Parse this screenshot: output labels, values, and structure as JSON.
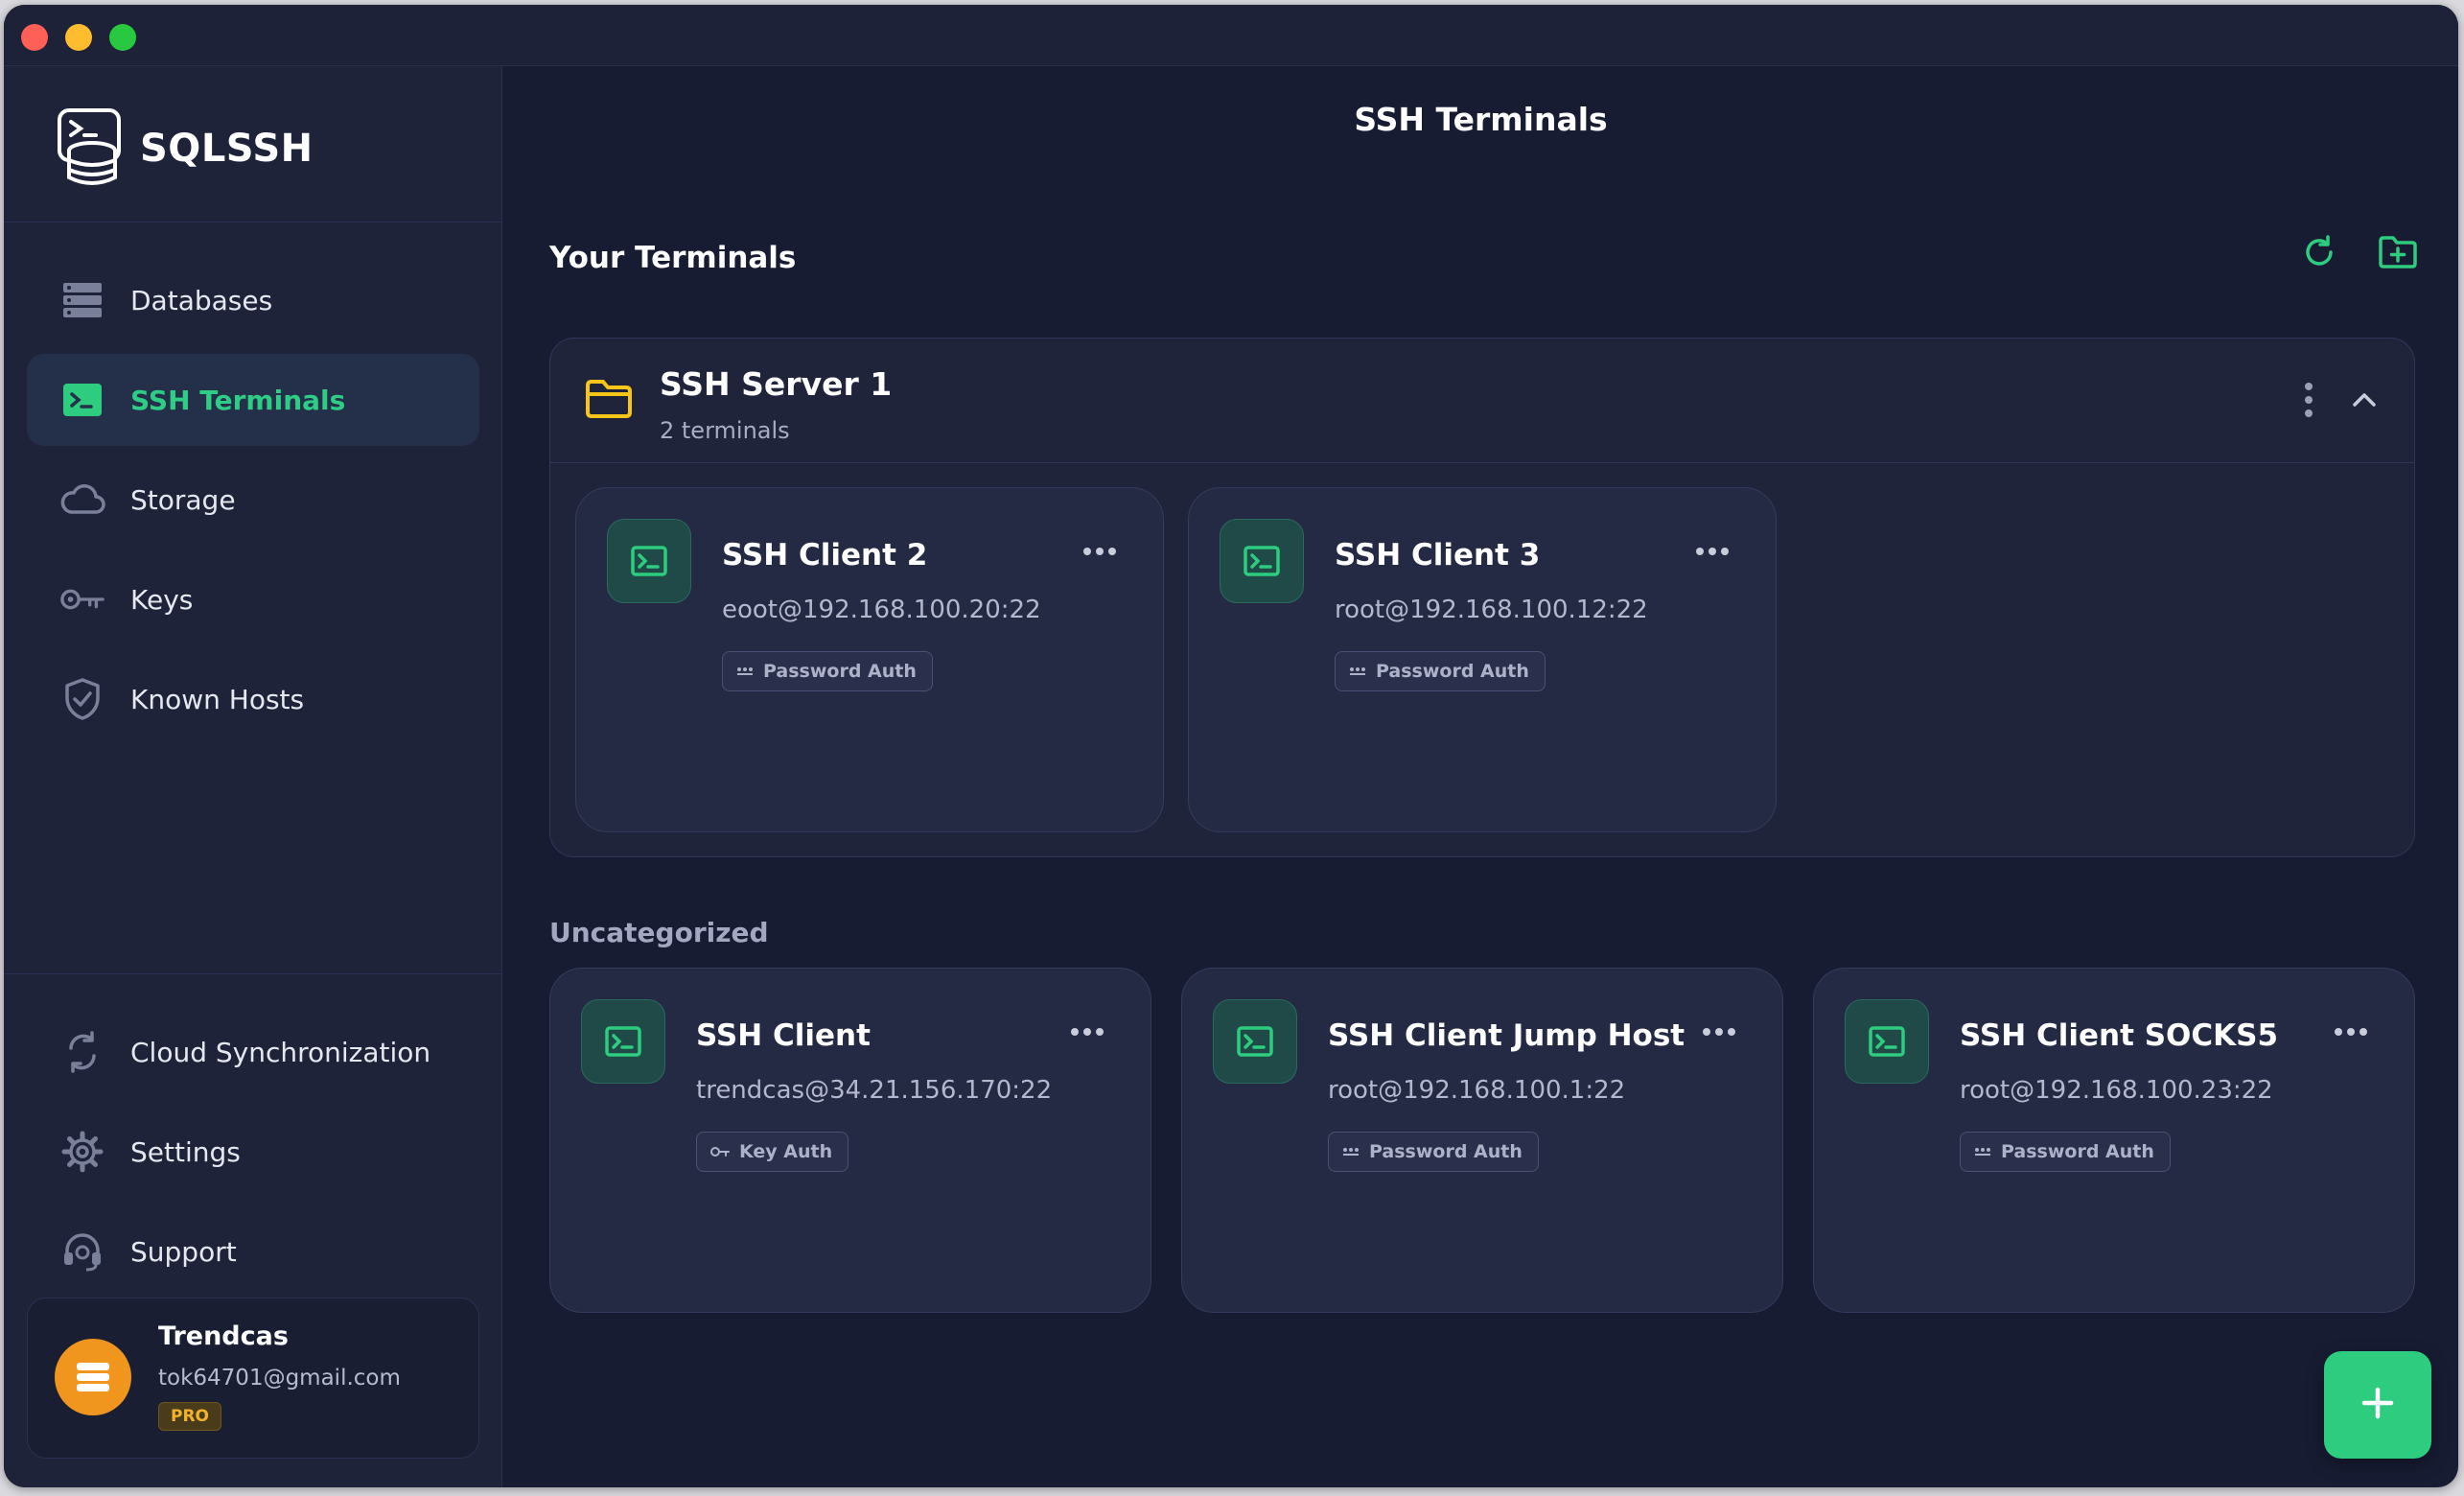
{
  "app": {
    "brand": "SQLSSH"
  },
  "sidebar": {
    "top_items": [
      {
        "label": "Databases",
        "icon": "database-icon"
      },
      {
        "label": "SSH Terminals",
        "icon": "terminal-icon",
        "active": true
      },
      {
        "label": "Storage",
        "icon": "cloud-icon"
      },
      {
        "label": "Keys",
        "icon": "key-icon"
      },
      {
        "label": "Known Hosts",
        "icon": "shield-check-icon"
      }
    ],
    "bottom_items": [
      {
        "label": "Cloud Synchronization",
        "icon": "sync-icon"
      },
      {
        "label": "Settings",
        "icon": "gear-icon"
      },
      {
        "label": "Support",
        "icon": "headset-icon"
      }
    ]
  },
  "user": {
    "name": "Trendcas",
    "email": "tok64701@gmail.com",
    "badge": "PRO"
  },
  "main": {
    "title": "SSH Terminals",
    "section_title": "Your Terminals",
    "group": {
      "name": "SSH Server 1",
      "count_label": "2 terminals",
      "terminals": [
        {
          "name": "SSH Client 2",
          "host": "eoot@192.168.100.20:22",
          "auth": "Password Auth",
          "auth_icon": "password-dots-icon"
        },
        {
          "name": "SSH Client 3",
          "host": "root@192.168.100.12:22",
          "auth": "Password Auth",
          "auth_icon": "password-dots-icon"
        }
      ]
    },
    "uncategorized_title": "Uncategorized",
    "uncategorized": [
      {
        "name": "SSH Client",
        "host": "trendcas@34.21.156.170:22",
        "auth": "Key Auth",
        "auth_icon": "key-icon"
      },
      {
        "name": "SSH Client Jump Host",
        "host": "root@192.168.100.1:22",
        "auth": "Password Auth",
        "auth_icon": "password-dots-icon"
      },
      {
        "name": "SSH Client SOCKS5",
        "host": "root@192.168.100.23:22",
        "auth": "Password Auth",
        "auth_icon": "password-dots-icon"
      }
    ]
  },
  "colors": {
    "accent": "#2ecc7f",
    "folder": "#f5c518",
    "background": "#181c33",
    "sidebar": "#1f2339",
    "avatar": "#f0961e"
  }
}
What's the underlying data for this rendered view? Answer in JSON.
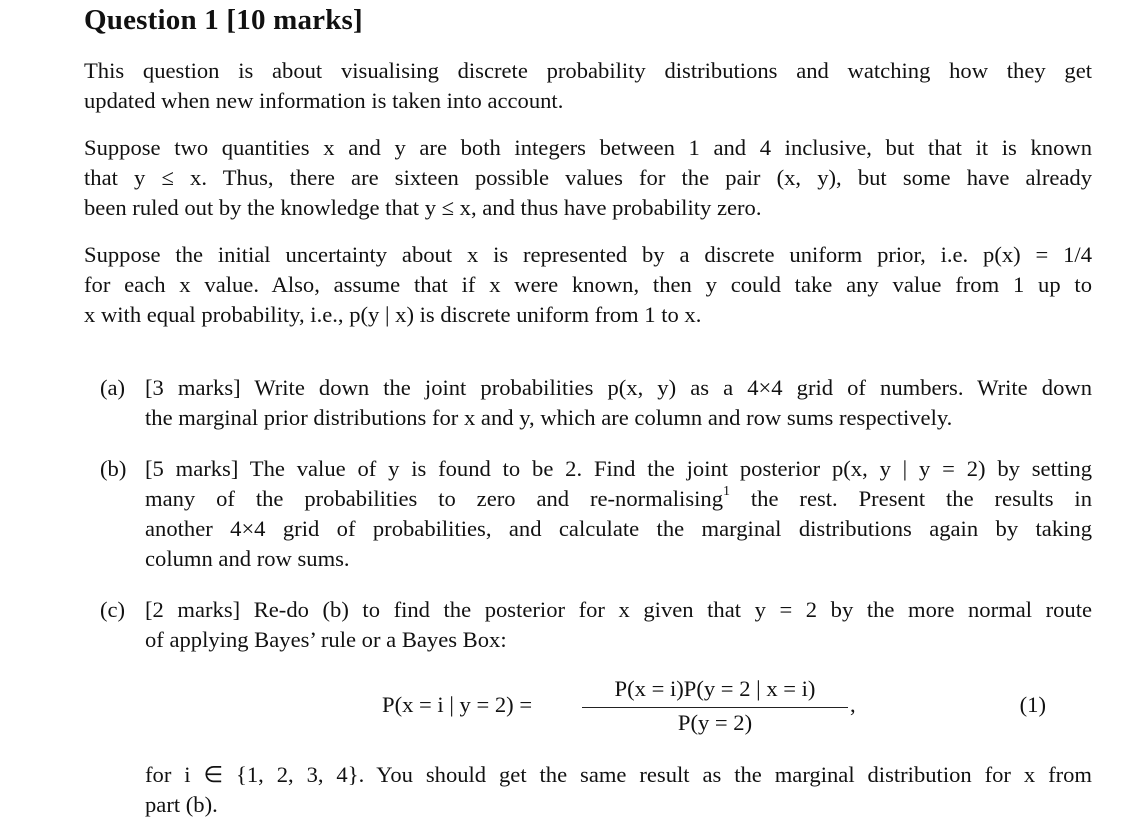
{
  "title": "Question 1 [10 marks]",
  "intro": {
    "lines": [
      "This question is about visualising discrete probability distributions and watching how they get",
      "updated when new information is taken into account."
    ]
  },
  "setup": {
    "lines": [
      "Suppose two quantities x and y are both integers between 1 and 4 inclusive, but that it is known",
      "that y ≤ x. Thus, there are sixteen possible values for the pair (x, y), but some have already",
      "been ruled out by the knowledge that y ≤ x, and thus have probability zero."
    ]
  },
  "prior": {
    "lines": [
      "Suppose the initial uncertainty about x is represented by a discrete uniform prior, i.e. p(x) = 1/4",
      "for each x value. Also, assume that if x were known, then y could take any value from 1 up to",
      "x with equal probability, i.e., p(y | x) is discrete uniform from 1 to x."
    ]
  },
  "parts": [
    {
      "label": "(a)",
      "marks": "[3 marks]",
      "lines": [
        "[3 marks] Write down the joint probabilities p(x, y) as a 4×4 grid of numbers. Write down",
        "the marginal prior distributions for x and y, which are column and row sums respectively."
      ]
    },
    {
      "label": "(b)",
      "marks": "[5 marks]",
      "lines": [
        "[5 marks] The value of y is found to be 2. Find the joint posterior p(x, y | y = 2) by setting",
        "many of the probabilities to zero and re-normalising",
        "the rest. Present the results in",
        "another 4×4 grid of probabilities, and calculate the marginal distributions again by taking",
        "column and row sums."
      ],
      "footnote_mark": "1"
    },
    {
      "label": "(c)",
      "marks": "[2 marks]",
      "lines": [
        "[2 marks] Re-do (b) to find the posterior for x given that y = 2 by the more normal route",
        "of applying Bayes’ rule or a Bayes Box:"
      ],
      "equation": {
        "lhs": "P(x = i | y = 2) =",
        "numerator": "P(x = i)P(y = 2 | x = i)",
        "denominator": "P(y = 2)",
        "trailing": ",",
        "number": "(1)"
      },
      "after_lines": [
        "for i ∈ {1, 2, 3, 4}. You should get the same result as the marginal distribution for x from",
        "part (b)."
      ]
    }
  ]
}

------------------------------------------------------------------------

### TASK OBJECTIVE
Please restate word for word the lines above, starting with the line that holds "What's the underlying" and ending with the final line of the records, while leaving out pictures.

### RESPONSE
What's the underlying data for this rendered view? Answer in JSON.
{
  "title": "Question 1 [10 marks]",
  "intro": {
    "lines": [
      "This question is about visualising discrete probability distributions and watching how they get",
      "updated when new information is taken into account."
    ]
  },
  "setup": {
    "lines": [
      "Suppose two quantities x and y are both integers between 1 and 4 inclusive, but that it is known",
      "that y ≤ x. Thus, there are sixteen possible values for the pair (x, y), but some have already",
      "been ruled out by the knowledge that y ≤ x, and thus have probability zero."
    ]
  },
  "prior": {
    "lines": [
      "Suppose the initial uncertainty about x is represented by a discrete uniform prior, i.e. p(x) = 1/4",
      "for each x value. Also, assume that if x were known, then y could take any value from 1 up to",
      "x with equal probability, i.e., p(y | x) is discrete uniform from 1 to x."
    ]
  },
  "parts": [
    {
      "label": "(a)",
      "marks": "[3 marks]",
      "lines": [
        "[3 marks] Write down the joint probabilities p(x, y) as a 4×4 grid of numbers. Write down",
        "the marginal prior distributions for x and y, which are column and row sums respectively."
      ]
    },
    {
      "label": "(b)",
      "marks": "[5 marks]",
      "lines": [
        "[5 marks] The value of y is found to be 2. Find the joint posterior p(x, y | y = 2) by setting",
        "many of the probabilities to zero and re-normalising",
        "the rest. Present the results in",
        "another 4×4 grid of probabilities, and calculate the marginal distributions again by taking",
        "column and row sums."
      ],
      "footnote_mark": "1"
    },
    {
      "label": "(c)",
      "marks": "[2 marks]",
      "lines": [
        "[2 marks] Re-do (b) to find the posterior for x given that y = 2 by the more normal route",
        "of applying Bayes’ rule or a Bayes Box:"
      ],
      "equation": {
        "lhs": "P(x = i | y = 2) =",
        "numerator": "P(x = i)P(y = 2 | x = i)",
        "denominator": "P(y = 2)",
        "trailing": ",",
        "number": "(1)"
      },
      "after_lines": [
        "for i ∈ {1, 2, 3, 4}. You should get the same result as the marginal distribution for x from",
        "part (b)."
      ]
    }
  ]
}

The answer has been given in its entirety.